- Record set

BEGIN

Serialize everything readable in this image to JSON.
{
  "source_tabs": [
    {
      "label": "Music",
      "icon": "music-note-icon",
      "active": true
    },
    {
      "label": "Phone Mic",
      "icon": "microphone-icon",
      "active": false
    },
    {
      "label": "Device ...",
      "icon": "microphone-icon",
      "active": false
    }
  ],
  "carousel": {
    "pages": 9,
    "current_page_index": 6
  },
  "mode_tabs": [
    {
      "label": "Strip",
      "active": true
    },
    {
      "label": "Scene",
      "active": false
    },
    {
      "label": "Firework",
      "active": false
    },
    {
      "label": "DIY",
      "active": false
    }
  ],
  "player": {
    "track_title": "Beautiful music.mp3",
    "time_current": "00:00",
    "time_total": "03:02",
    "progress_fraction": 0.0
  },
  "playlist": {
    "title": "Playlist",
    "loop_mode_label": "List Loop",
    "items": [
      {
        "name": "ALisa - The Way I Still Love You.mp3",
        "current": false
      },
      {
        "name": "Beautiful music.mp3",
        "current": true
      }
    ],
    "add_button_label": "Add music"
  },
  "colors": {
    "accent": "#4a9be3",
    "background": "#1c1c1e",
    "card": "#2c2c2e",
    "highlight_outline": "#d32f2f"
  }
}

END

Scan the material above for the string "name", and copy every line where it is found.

        "name": "ALisa - The Way I Still Love You.mp3",
        "name": "Beautiful music.mp3",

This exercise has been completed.